It’s like going into a trance: I sit down with a melody and reminisce. It isn’t pure memory, of course. It’s resemblance. Altered reality. My believing, my forgetting. I hear what I want to say. Memory is a kind of un-listening. My songwriting is an escape, and the shadows of the past are a place of repose where I can linger for a while before returning to the every day and moving on.
The scent of hay new-mown travels the road home with me. There’s no one on my mind this afternoon who doesn’t look like someone I miss.
Songs hold the knowledge that we are beautiful and alive … that we love, and hurt, and laugh, and cry … knowing full well that someday it will all come to an end.
The most mysterious aspect of being a human might be that — and songs know that.
How amazing, that I knew all that, I sometimes think to myself.
Truth is, my songs have always known much more than I know.
When I go on tour, I meet a lot of interesting people. After a show near Woodstock this week, a sweet man calling himself Star Blanket handed me a mysterious bag whose contents, he said, would make me … bulletproof.

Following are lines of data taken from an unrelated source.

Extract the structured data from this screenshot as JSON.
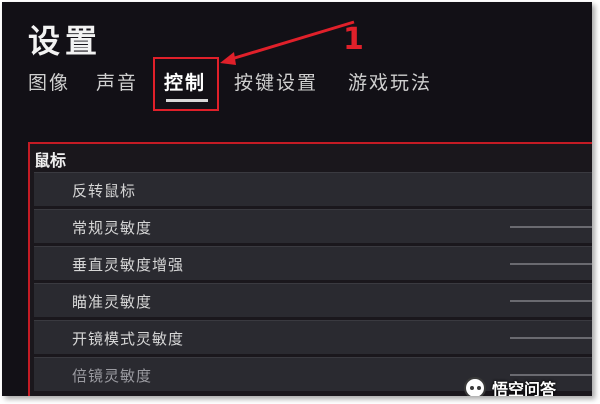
{
  "page": {
    "title": "设置"
  },
  "tabs": [
    {
      "label": "图像"
    },
    {
      "label": "声音"
    },
    {
      "label": "控制",
      "active": true
    },
    {
      "label": "按键设置"
    },
    {
      "label": "游戏玩法"
    }
  ],
  "annotation": {
    "number": "1",
    "color": "#e0202a"
  },
  "section": {
    "header": "鼠标",
    "rows": [
      {
        "label": "反转鼠标"
      },
      {
        "label": "常规灵敏度"
      },
      {
        "label": "垂直灵敏度增强"
      },
      {
        "label": "瞄准灵敏度"
      },
      {
        "label": "开镜模式灵敏度"
      },
      {
        "label": "倍镜灵敏度"
      }
    ]
  },
  "watermark": {
    "text": "悟空问答"
  }
}
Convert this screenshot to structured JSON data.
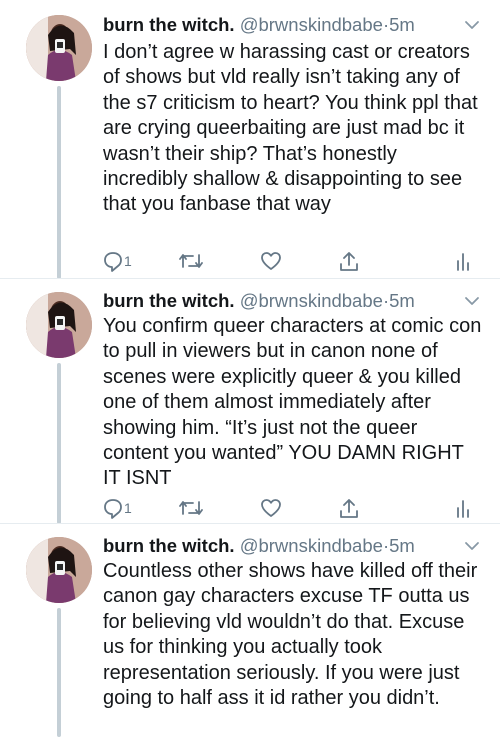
{
  "tweets": [
    {
      "name": "burn the witch.",
      "handle": "@brwnskindbabe",
      "dot": "·",
      "time": "5m",
      "text": "I don’t agree w harassing cast or creators of shows but vld really isn’t taking any of the s7 criticism to heart? You think ppl that are crying queerbaiting are just mad bc it wasn’t their ship? That’s honestly incredibly shallow & disappointing to see that you fanbase that way",
      "reply_count": "1",
      "avatar_icon": "profile-photo"
    },
    {
      "name": "burn the witch.",
      "handle": "@brwnskindbabe",
      "dot": "·",
      "time": "5m",
      "text": "You confirm queer characters at comic con to pull in viewers but in canon none of scenes were explicitly queer & you killed one of them almost immediately after showing him. “It’s just not the queer content you wanted” YOU DAMN RIGHT IT ISNT",
      "reply_count": "1",
      "avatar_icon": "profile-photo"
    },
    {
      "name": "burn the witch.",
      "handle": "@brwnskindbabe",
      "dot": "·",
      "time": "5m",
      "text": "Countless other shows have killed off their canon gay characters excuse TF outta us for believing vld wouldn’t do that. Excuse us for thinking you actually took representation seriously. If you were just going to half ass it id rather you didn’t.",
      "reply_count": "",
      "avatar_icon": "profile-photo"
    }
  ],
  "icons": {
    "reply": "reply-icon",
    "retweet": "retweet-icon",
    "like": "heart-icon",
    "share": "share-icon",
    "analytics": "analytics-icon",
    "caret": "chevron-down-icon"
  },
  "colors": {
    "text": "#14171a",
    "secondary": "#657786",
    "thread_line": "#c4cfd6",
    "divider": "#e6ecf0"
  }
}
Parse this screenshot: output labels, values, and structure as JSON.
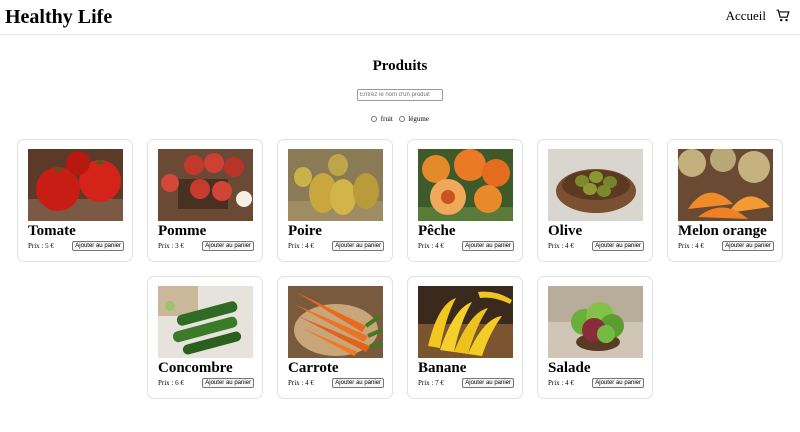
{
  "header": {
    "brand": "Healthy Life",
    "nav_home": "Accueil",
    "cart_icon": "cart-icon"
  },
  "page": {
    "title": "Produits",
    "search_placeholder": "Entrez le nom d'un produit",
    "filters": [
      "fruit",
      "légume"
    ]
  },
  "products": [
    {
      "name": "Tomate",
      "price": "Prix : 5 €",
      "button": "Ajouter au panier"
    },
    {
      "name": "Pomme",
      "price": "Prix : 3 €",
      "button": "Ajouter au panier"
    },
    {
      "name": "Poire",
      "price": "Prix : 4 €",
      "button": "Ajouter au panier"
    },
    {
      "name": "Pêche",
      "price": "Prix : 4 €",
      "button": "Ajouter au panier"
    },
    {
      "name": "Olive",
      "price": "Prix : 4 €",
      "button": "Ajouter au panier"
    },
    {
      "name": "Melon orange",
      "price": "Prix : 4 €",
      "button": "Ajouter au panier"
    },
    {
      "name": "Concombre",
      "price": "Prix : 6 €",
      "button": "Ajouter au panier"
    },
    {
      "name": "Carrote",
      "price": "Prix : 4 €",
      "button": "Ajouter au panier"
    },
    {
      "name": "Banane",
      "price": "Prix : 7 €",
      "button": "Ajouter au panier"
    },
    {
      "name": "Salade",
      "price": "Prix : 4 €",
      "button": "Ajouter au panier"
    }
  ]
}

I opened it and looked inside it, and it was white willow bark, a cage necklace, and a dark blue, patterned linen handkerchief containing a pinch of black pepper.

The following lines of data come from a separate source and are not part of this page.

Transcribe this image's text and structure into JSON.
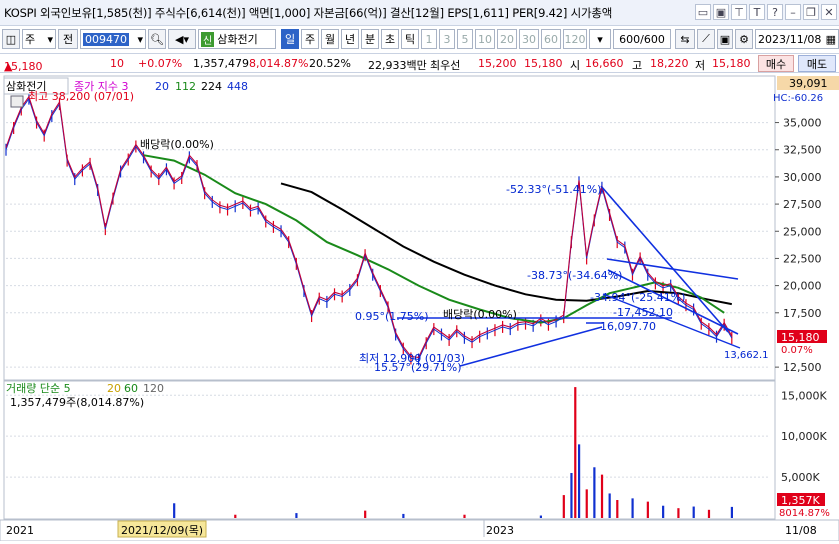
{
  "header": {
    "title": "KOSPI 외국인보유[1,585(천)] 주식수[6,614(천)] 액면[1,000] 자본금[66(억)] 결산[12월] EPS[1,611] PER[9.42] 시가총액"
  },
  "toolbar": {
    "type_select": "주",
    "type_btn": "전",
    "code": "009470",
    "badge": "신",
    "stock_name": "삼화전기",
    "period_tabs": [
      "일",
      "주",
      "월",
      "년",
      "분",
      "초",
      "틱"
    ],
    "active_period": "일",
    "intervals": [
      "1",
      "3",
      "5",
      "10",
      "20",
      "30",
      "60",
      "120"
    ],
    "count": "600/600",
    "date": "2023/11/08"
  },
  "quote": {
    "price": "15,180",
    "change": "10",
    "change_pct": "+0.07%",
    "volume": "1,357,479",
    "volume_pct": "8,014.87%",
    "turnover": "20.52%",
    "amount": "22,933백만",
    "pref_label": "최우선",
    "ask": "15,200",
    "bid": "15,180",
    "open_label": "시",
    "open": "16,660",
    "high_label": "고",
    "high": "18,220",
    "low_label": "저",
    "low": "15,180",
    "buy_btn": "매수",
    "sell_btn": "매도"
  },
  "chart_data": [
    {
      "type": "line",
      "title": "삼화전기",
      "legend": [
        "종가 지수 3",
        "20",
        "112",
        "224",
        "448"
      ],
      "legend_colors": [
        "#d000d0",
        "#1030d0",
        "#1a8a1a",
        "#000000",
        "#1030d0"
      ],
      "y_ticks": [
        "35,000",
        "32,500",
        "30,000",
        "27,500",
        "25,000",
        "22,500",
        "20,000",
        "17,500",
        "12,500"
      ],
      "y_top_label": "39,091",
      "hc_label": "HC:-60.26",
      "current_price_label": "15,180",
      "current_pct_label": "0.07%",
      "ylim": [
        11500,
        39100
      ],
      "price_line": [
        [
          0,
          32500
        ],
        [
          0.01,
          34500
        ],
        [
          0.02,
          36200
        ],
        [
          0.03,
          37200
        ],
        [
          0.04,
          35000
        ],
        [
          0.05,
          33800
        ],
        [
          0.06,
          35600
        ],
        [
          0.07,
          36700
        ],
        [
          0.08,
          31500
        ],
        [
          0.09,
          29800
        ],
        [
          0.1,
          30600
        ],
        [
          0.11,
          31200
        ],
        [
          0.12,
          28800
        ],
        [
          0.13,
          25200
        ],
        [
          0.14,
          28000
        ],
        [
          0.15,
          30500
        ],
        [
          0.16,
          31600
        ],
        [
          0.17,
          32800
        ],
        [
          0.18,
          31800
        ],
        [
          0.19,
          30500
        ],
        [
          0.2,
          29800
        ],
        [
          0.21,
          30700
        ],
        [
          0.22,
          29400
        ],
        [
          0.23,
          29900
        ],
        [
          0.24,
          31800
        ],
        [
          0.25,
          31000
        ],
        [
          0.26,
          28500
        ],
        [
          0.27,
          27700
        ],
        [
          0.28,
          27200
        ],
        [
          0.29,
          27000
        ],
        [
          0.3,
          27300
        ],
        [
          0.31,
          27600
        ],
        [
          0.32,
          26900
        ],
        [
          0.33,
          27100
        ],
        [
          0.34,
          25900
        ],
        [
          0.35,
          25400
        ],
        [
          0.36,
          25000
        ],
        [
          0.37,
          24000
        ],
        [
          0.38,
          22000
        ],
        [
          0.39,
          19500
        ],
        [
          0.4,
          17200
        ],
        [
          0.41,
          18800
        ],
        [
          0.42,
          18500
        ],
        [
          0.43,
          19200
        ],
        [
          0.44,
          19000
        ],
        [
          0.45,
          19600
        ],
        [
          0.46,
          20500
        ],
        [
          0.47,
          22800
        ],
        [
          0.48,
          21000
        ],
        [
          0.49,
          19500
        ],
        [
          0.5,
          18000
        ],
        [
          0.51,
          15500
        ],
        [
          0.52,
          14200
        ],
        [
          0.53,
          13300
        ],
        [
          0.54,
          13200
        ],
        [
          0.55,
          14700
        ],
        [
          0.56,
          16000
        ],
        [
          0.57,
          15500
        ],
        [
          0.58,
          15000
        ],
        [
          0.59,
          15800
        ],
        [
          0.6,
          15200
        ],
        [
          0.61,
          14800
        ],
        [
          0.62,
          15300
        ],
        [
          0.63,
          15600
        ],
        [
          0.64,
          15900
        ],
        [
          0.65,
          16200
        ],
        [
          0.66,
          16000
        ],
        [
          0.67,
          16400
        ],
        [
          0.68,
          16500
        ],
        [
          0.69,
          16300
        ],
        [
          0.7,
          16800
        ],
        [
          0.71,
          16400
        ],
        [
          0.72,
          16700
        ],
        [
          0.73,
          17100
        ],
        [
          0.74,
          24000
        ],
        [
          0.75,
          29500
        ],
        [
          0.76,
          22500
        ],
        [
          0.77,
          26000
        ],
        [
          0.78,
          29000
        ],
        [
          0.79,
          26500
        ],
        [
          0.8,
          24000
        ],
        [
          0.81,
          23500
        ],
        [
          0.82,
          21000
        ],
        [
          0.83,
          22500
        ],
        [
          0.84,
          21000
        ],
        [
          0.85,
          20200
        ],
        [
          0.86,
          19800
        ],
        [
          0.87,
          20000
        ],
        [
          0.88,
          18800
        ],
        [
          0.89,
          18200
        ],
        [
          0.9,
          17800
        ],
        [
          0.91,
          16500
        ],
        [
          0.92,
          16000
        ],
        [
          0.93,
          15300
        ],
        [
          0.94,
          16400
        ],
        [
          0.95,
          15180
        ]
      ],
      "ma_green": [
        [
          0.18,
          32000
        ],
        [
          0.22,
          31500
        ],
        [
          0.26,
          30200
        ],
        [
          0.3,
          28500
        ],
        [
          0.34,
          27500
        ],
        [
          0.38,
          26000
        ],
        [
          0.42,
          24000
        ],
        [
          0.46,
          22800
        ],
        [
          0.5,
          21500
        ],
        [
          0.54,
          20000
        ],
        [
          0.58,
          18700
        ],
        [
          0.62,
          17800
        ],
        [
          0.66,
          17000
        ],
        [
          0.7,
          16600
        ],
        [
          0.73,
          17000
        ],
        [
          0.76,
          18200
        ],
        [
          0.79,
          19300
        ],
        [
          0.82,
          19800
        ],
        [
          0.85,
          20300
        ],
        [
          0.88,
          19800
        ],
        [
          0.91,
          18900
        ],
        [
          0.94,
          17500
        ]
      ],
      "ma_black": [
        [
          0.36,
          29400
        ],
        [
          0.4,
          28600
        ],
        [
          0.44,
          27000
        ],
        [
          0.48,
          25300
        ],
        [
          0.52,
          23600
        ],
        [
          0.56,
          22200
        ],
        [
          0.6,
          21000
        ],
        [
          0.64,
          20000
        ],
        [
          0.68,
          19200
        ],
        [
          0.72,
          18700
        ],
        [
          0.76,
          18600
        ],
        [
          0.8,
          19000
        ],
        [
          0.84,
          19500
        ],
        [
          0.88,
          19300
        ],
        [
          0.92,
          18700
        ],
        [
          0.95,
          18300
        ]
      ],
      "trendlines": [
        {
          "label": "-52.33°(-51.41%)"
        },
        {
          "label": "-38.73°(-34.64%)"
        },
        {
          "label": "-34.94°(-25.41%)"
        },
        {
          "label": "-17,452,10"
        },
        {
          "label": "16,097.70"
        },
        {
          "label": "0.95°(1.75%)"
        },
        {
          "label": "15.57°(29.71%)"
        },
        {
          "label": "13,662.1"
        }
      ],
      "annotations": [
        {
          "text": "최고 38,200 (07/01)"
        },
        {
          "text": "배당락(0.00%)"
        },
        {
          "text": "배당락(0.00%)"
        },
        {
          "text": "최저 12,900 (01/03)"
        }
      ]
    },
    {
      "type": "bar",
      "title": "거래량",
      "legend": [
        "거래량 단순 5",
        "20",
        "60",
        "120"
      ],
      "legend_colors": [
        "#1a8a1a",
        "#c000c0",
        "#c8a000",
        "#1a8a1a",
        "#666666"
      ],
      "current_label": "1,357,479주(8,014.87%)",
      "y_ticks": [
        "15,000K",
        "10,000K",
        "5,000K"
      ],
      "ylim": [
        0,
        16500
      ],
      "right_labels": [
        "1,357K",
        "8014.87%"
      ],
      "x_labels": [
        "2021",
        "2021/12/09(목)",
        "2023",
        "11/08"
      ],
      "volume_bars": [
        [
          0.22,
          1800
        ],
        [
          0.3,
          400
        ],
        [
          0.38,
          600
        ],
        [
          0.47,
          900
        ],
        [
          0.52,
          500
        ],
        [
          0.6,
          400
        ],
        [
          0.7,
          300
        ],
        [
          0.73,
          2800
        ],
        [
          0.74,
          5500
        ],
        [
          0.745,
          16000
        ],
        [
          0.75,
          9000
        ],
        [
          0.76,
          3500
        ],
        [
          0.77,
          6200
        ],
        [
          0.78,
          5300
        ],
        [
          0.79,
          3000
        ],
        [
          0.8,
          2200
        ],
        [
          0.82,
          2400
        ],
        [
          0.84,
          2000
        ],
        [
          0.86,
          1500
        ],
        [
          0.88,
          1200
        ],
        [
          0.9,
          1400
        ],
        [
          0.92,
          1000
        ],
        [
          0.95,
          1357
        ]
      ]
    }
  ]
}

It made me realize that I will never fully understand the millions of bizarre ways that music brings people together.
Bulletproof … sometimes I wish I could be. Being a singer-songwriter leaves you wide open. Not bulletproof at all, in fact.

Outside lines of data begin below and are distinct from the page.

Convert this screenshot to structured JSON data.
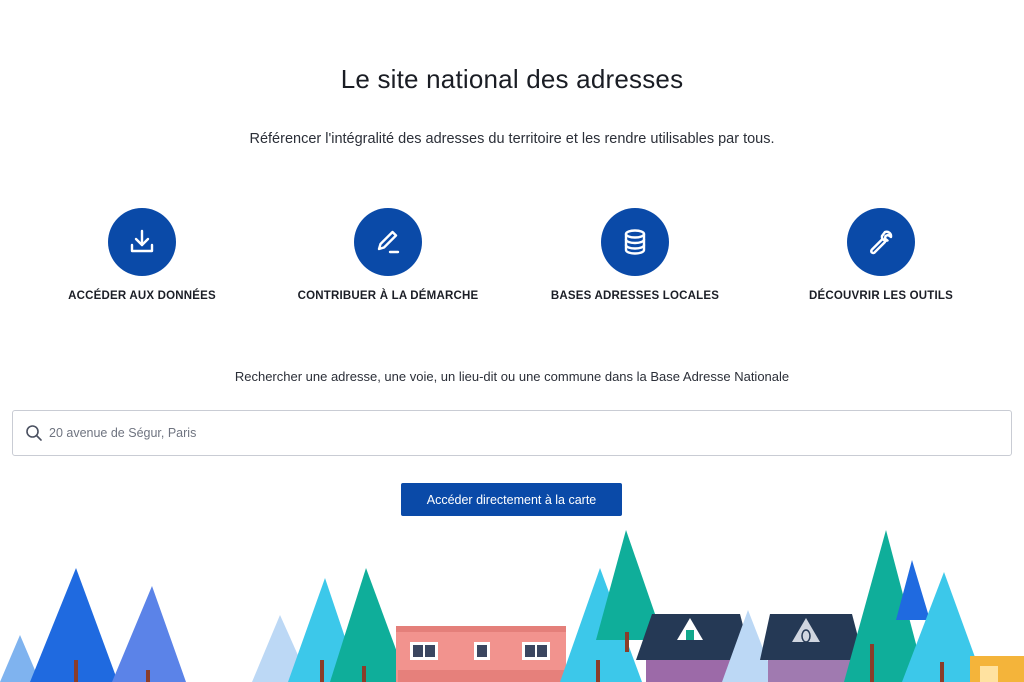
{
  "header": {
    "title": "Le site national des adresses",
    "subtitle": "Référencer l'intégralité des adresses du territoire et les rendre utilisables par tous."
  },
  "features": [
    {
      "label": "ACCÉDER AUX DONNÉES",
      "icon": "download-icon"
    },
    {
      "label": "CONTRIBUER À LA DÉMARCHE",
      "icon": "pencil-icon"
    },
    {
      "label": "BASES ADRESSES LOCALES",
      "icon": "database-icon"
    },
    {
      "label": "DÉCOUVRIR LES OUTILS",
      "icon": "wrench-icon"
    }
  ],
  "search": {
    "caption": "Rechercher une adresse, une voie, un lieu-dit ou une commune dans la Base Adresse Nationale",
    "placeholder": "20 avenue de Ségur, Paris"
  },
  "cta": {
    "label": "Accéder directement à la carte"
  },
  "colors": {
    "primary": "#0a4aa8",
    "text": "#1a1d24",
    "border": "#c9ccd4"
  }
}
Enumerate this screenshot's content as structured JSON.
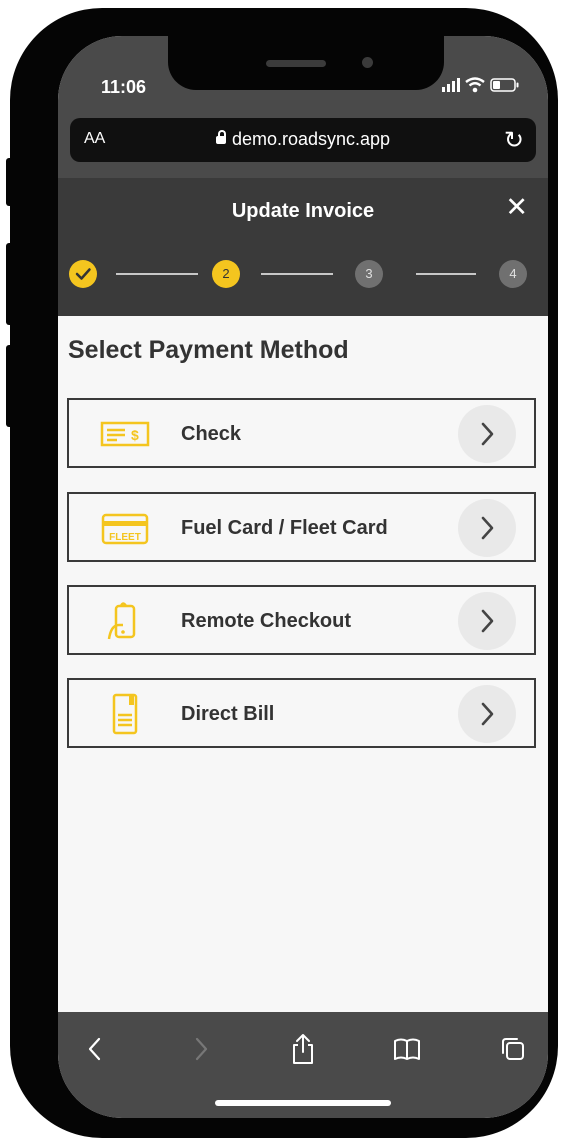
{
  "status_bar": {
    "time": "11:06",
    "icons": "wifi-signal-battery"
  },
  "browser": {
    "text_size_label": "AA",
    "url": "demo.roadsync.app"
  },
  "header": {
    "title": "Update Invoice",
    "close_icon": "close-icon"
  },
  "stepper": {
    "steps": [
      {
        "label": "",
        "state": "done"
      },
      {
        "label": "2",
        "state": "current"
      },
      {
        "label": "3",
        "state": "pending"
      },
      {
        "label": "4",
        "state": "pending"
      }
    ]
  },
  "content": {
    "section_title": "Select Payment Method",
    "methods": [
      {
        "label": "Check",
        "icon": "check-payment-icon"
      },
      {
        "label": "Fuel Card / Fleet Card",
        "icon": "fleet-card-icon",
        "icon_text": "FLEET"
      },
      {
        "label": "Remote Checkout",
        "icon": "remote-checkout-icon"
      },
      {
        "label": "Direct Bill",
        "icon": "document-icon"
      }
    ]
  },
  "colors": {
    "accent": "#F4C51F",
    "header_bg": "#3A3A3A",
    "toolbar_bg": "#4A4A4A",
    "page_bg": "#F7F7F7"
  }
}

I’m amazed how critics in particular affect me. The good reviews make me feel heard, understood, even loved. The bad ones make me feel sad, misunderstood and rejected.
(I suppose a bad one is better than being ignored, right?)
Everyone says you have to have pretty thick skin to stand doing the work I do, but artists don’t have a thick skin. What good is an artist who’s bulletproof?
My friend Ryan stopped by this afternoon. I played him a song I started recording last week. (I’ve got an acoustic guitar, a lead vocal, and a temporary background part on it so far.)
“That’s beautiful,” he said.
I never know what to say after someone says, that’s beautiful, except to agree with them. For me, beauty is an end of conversation.
The beginning is different: This is when you have to be suspicious of your best lines, your best melodies. Then your song has a chance of being beautiful and alive against them.
The beginning produces all the discoveries. That’s when you start to say the things you didn’t know you knew or could say.
Even your deepest, most serious problems very few people are going to be interested in unless you yourself, in the act of making up the song, make some discoveries about them. Then your song has a chance of delighting someone and locating something true which the listener couldn’t locate by themselves. You can share a life then.
When all the pieces fit this way, when the song comes out beautiful in the end, that’s how you know you had a good beginning.
There’s a place on the coast that I go to now and then for stretches of isolated songwriting. It’s a place where I can gaze out at sea for hours and listen to the waves bring the eternal note of heartache in.
A new set of songs I’m writing is evolving as an intricate, relationship breakup album. It will sound like the heart shutting, and possibly mending.
Many songs about heartache and isolation exist in the world. (Music is somehow the perfect medium to express these things.) Why chart the demise of a relationship over another 7 to 10 songs? I suppose I want the songs to be the only heartbreak the listener will want to experience more than once.
The place where I’m hiding out reminds me a little of my grandmother’s house. Her home was two rooms. She had a bed, a dresser, a couch, a stove and a refrigerator. I loved staying with her. My parents sent me on the train the 80 miles to live there every summer. I slept on the floor, got up at daylight to feed the cats, make prayers, water the garden, snap string beans which would be perfectly cooked and tossed in a lemony dressing with toasted almonds for lunch, and now and then help her spoon quince sweet preserves into jars. Then we walked to the beach.
When I think of the peace, the love, and how simple things were then, I know … this is where I got the quiet place in my songs and in my heart.